To do this, we start by drying some plants we have grown in our gardens. The dried foliage and flowers that look good get to stay their natural color when dried. The not-so-good looking dried materials get spray painted different colors. In addition to the materials mentioned, we also have magnolia leaves, Deodora cones, statice, as well as other plants. The pine cones are of various sizes and we have been painting them to look like they have been dusted by snow. There will be ribbon in a multitude of colors for bows.
Prior to the actual date of the Wreath Workshop, which is December 7, 2013; Master Gardeners will spend 3 days gathering greens. They will then cut materials to a size that is manageable for wreath making, and finally, boxing them. In this box of foliage you might also find in addition to the redwood, some lavender or rosemary.

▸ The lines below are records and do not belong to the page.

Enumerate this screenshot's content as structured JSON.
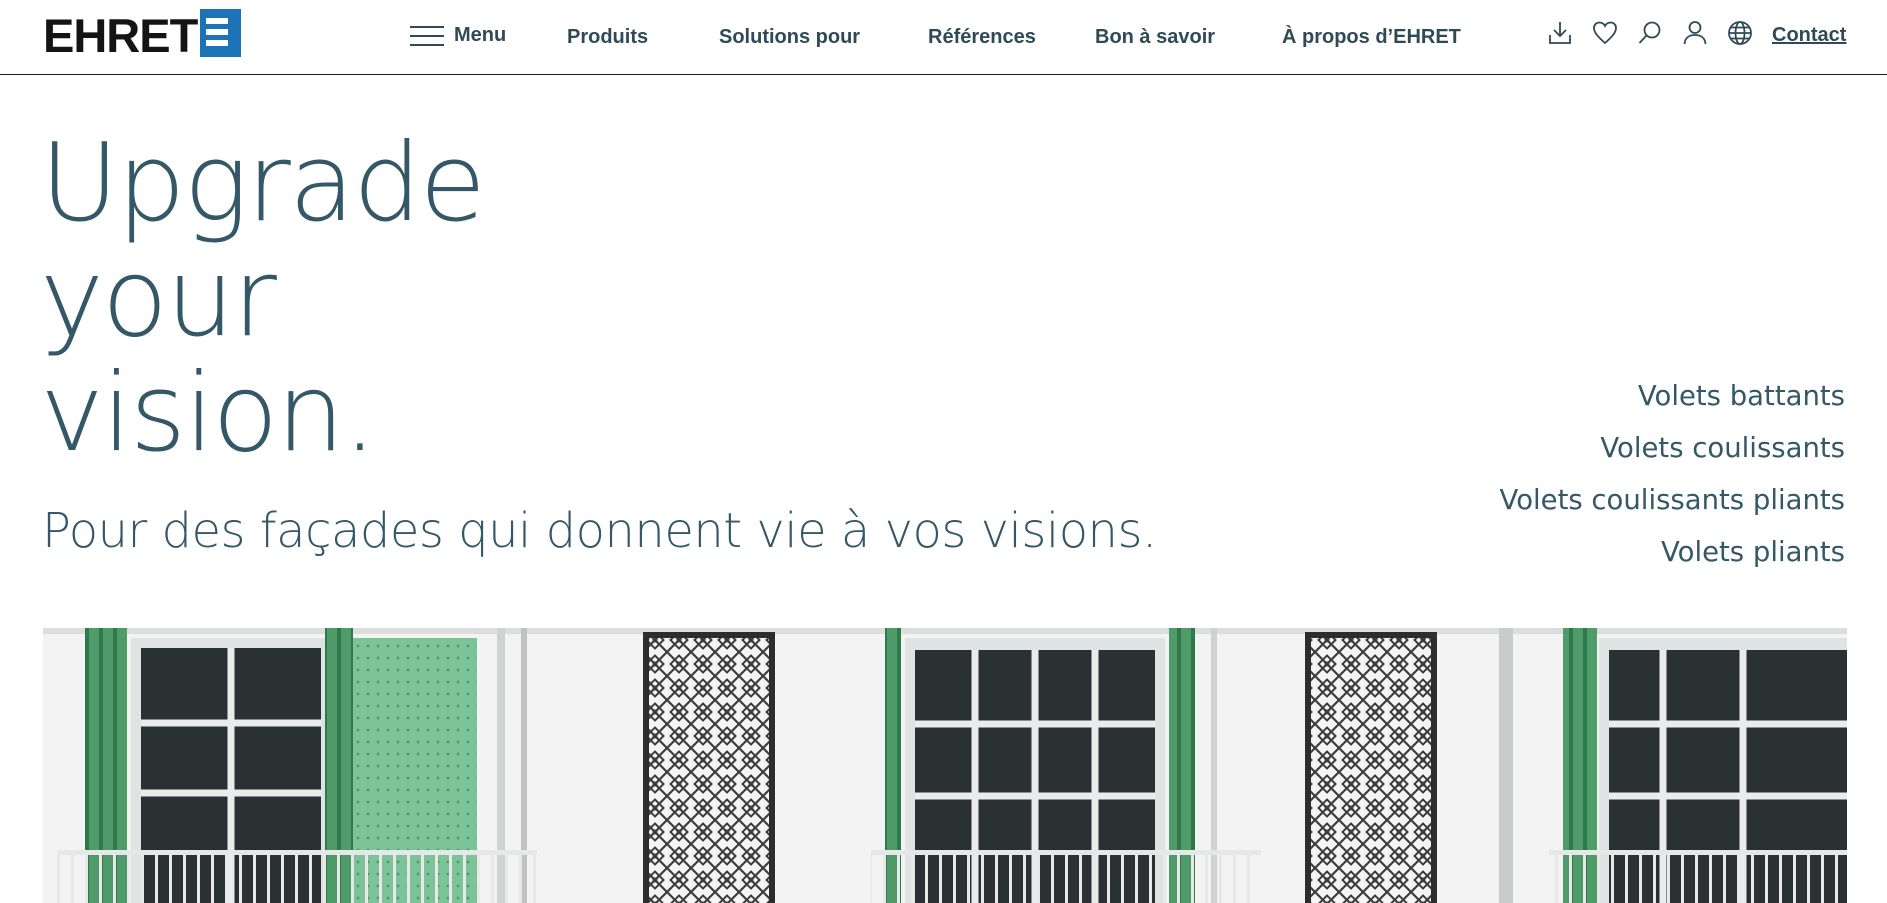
{
  "header": {
    "logo_text": "EHRET",
    "menu_label": "Menu",
    "nav": [
      {
        "label": "Produits"
      },
      {
        "label": "Solutions pour"
      },
      {
        "label": "Références"
      },
      {
        "label": "Bon à savoir"
      },
      {
        "label": "À propos d’EHRET"
      }
    ],
    "icons": [
      "download-icon",
      "heart-icon",
      "search-icon",
      "user-icon",
      "globe-icon"
    ],
    "contact_label": "Contact"
  },
  "hero": {
    "headline_lines": [
      "Upgrade",
      "your",
      "vision."
    ],
    "subline": "Pour des façades qui donnent vie à vos visions.",
    "links": [
      {
        "label": "Volets battants"
      },
      {
        "label": "Volets coulissants"
      },
      {
        "label": "Volets coulissants pliants"
      },
      {
        "label": "Volets pliants"
      }
    ]
  },
  "colors": {
    "text": "#345868",
    "nav_text": "#2f4a57",
    "logo_blue": "#1c73b8",
    "shutter_green": "#5aa676",
    "wall": "#f2f3f2"
  },
  "image": {
    "description_icon": "facade-photo"
  }
}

If you have never attending this Wreath Workshop, this is what you can expect to get for the fee that you will pay: a banana box filled with greenery, a wire wreath frame, paddle wire and all sorts of natural decorations and a bow. Refreshments will be served throughout the event. There will be Master Gardeners to help if you need a refresher on how to make a wreath.
The event is being held at the Buck Mansion Carriage House in Vacaville, December 7, 2013 from 1-4 pm. Space is limited to sign up now! Here is link to the website to sign up for this fun event. Http://ucce.ucdavis.edu/survey/survey.cfm?surveynumber-11507

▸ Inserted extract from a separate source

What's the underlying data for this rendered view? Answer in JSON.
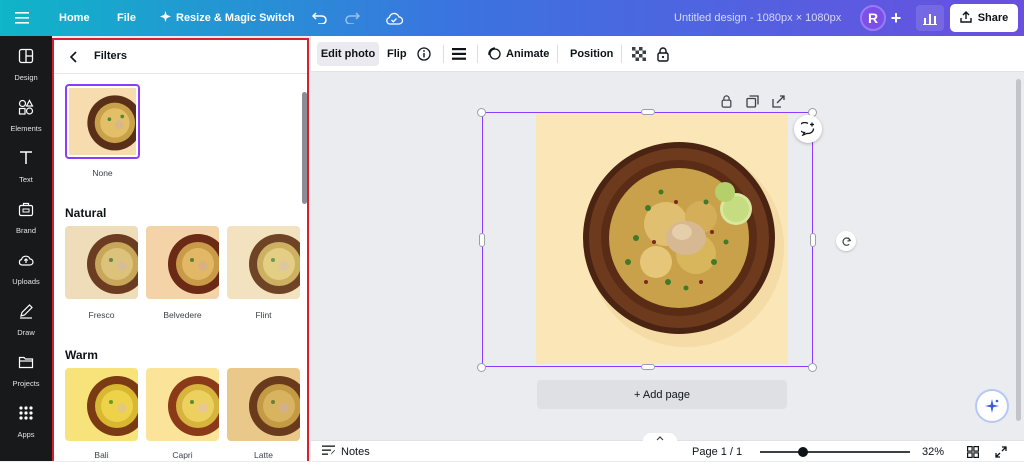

You can also call Jennifer Baumbach at 707-784-1321 for addition information.
A variety of plant materials that have been sprayed. (photos by Toni Greer)
Artichokes, cones, etc.
This past year I was involved with a process in Vallejo called “Participatory Budgeting”. A mouthful which basically means, we citizens got to participate in how a small portion of the City’s budget is spent. Specifically, this small portion is a percentage of the larger Measure B tax that we voted on a few years ago – we voted to tax ourselves, 1¢ of every $1 spent. What a good idea that we get to have a say in how at least part of it is spent!
And one project that was proposed for some of this money to be spent on, voted on by citizens and approved by the City, was enhancing current community gardens and creating new ones. Does everyone know about this? As citizens of Vallejo you absolutely should! As citizens of Solano County it would be nice if you did, even though it doesn’t necessarily impact you directly.
But as Master Gardeners, we should ALL be aware of this great accomplishment – getting funds directed toward enhancing and creating more gardens in the community! However, the challenge now is, how does this get implemented? That will be a long and somewhat tedious process no doubt and every garden that will be enhanced or created will be a wonderful thing.
However, my original thought when I first heard about this project was putting these gardens in schools. Not only would it teach children very valuable lessons, but if the gardens could grow to have a significant yield, they could provide food for school lunches! There are a variety of benefits that could come from creating gardens in schools, but it always comes down to funding.
I didn’t write this with a grand plan in mind, nor do I expect some major change to occur. But if a few of us ponder this idea, perhaps we can think of creative ways to help this happen in our schools, no matter where those schools reside. Anyone even remotely interested in gardening could help make these ideas reality. After all, one of the best lessons that children can learn is that great-tasting food can come from something they planted with their own two hands. Not sure if this is a real quote, but it’s similar to the one about fish …. “If you give a man a vegetable you feed him for a day. If you teach a man to garden you feed him for a lifetime”
Cal Maritime Cadet & Community Engagement Student Assistant, Natalie Laconsay, at Loma Vista’s Spring Festival.(photo by Mike Jory/Vallejo Times Herald)